(b. 1598, Bologna, d. 1654, Roma)
Tomb of Giacomo Franzone1650s
Santi Vittore e Carlo, Genoa
Algardi produced his greatest works during the papacy of Innocent X Pamphili (reg 1644-55). Bernini was ousted from his supreme artistic position in Rome because of his close personal connections with the Barberini, the family of the deceased Pope Urban VIII, and a circle well disposed towards Algardi dominated the papal court. This included the Oratorian Virgilio Spada, the new pope's artistic adviser, his major-domo Cristoforo Segni, who came from Bologna, and also Giacomo Franzone, whose family were notable patrons of Algardi.
Giacomo Franzone (1612-1696), who moved in 1636 to Rome, where he managed the papal finances in a variety of offices until he became a cardinal in 1660, was one of the most distinguished member of the family. He played a leading role in supervising the execution of the artistic projects in Rome commissioned by Innocent X and Alexander VII.

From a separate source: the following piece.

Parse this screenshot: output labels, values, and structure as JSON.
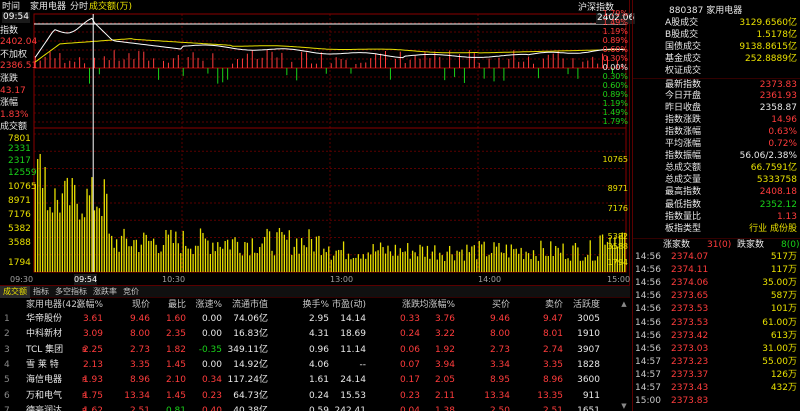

The family acquired a chapel, the Cappella del Crocefisso, in the Carmelite church of San Carlo (now Santi Vittore e Carlo) in Genoa. The principal sculptural decoration of the chapel, including the marble busts of the brothers Franzone, a bronze Crucifix and bronze busts of saints, has traditionally been attributed to Algardi. The quality of these works, as well as the death of Algardi in 1654, however, have led them to be partly reattributed to Domenico Guidi, who perhaps worked from terracotta models by Algardi.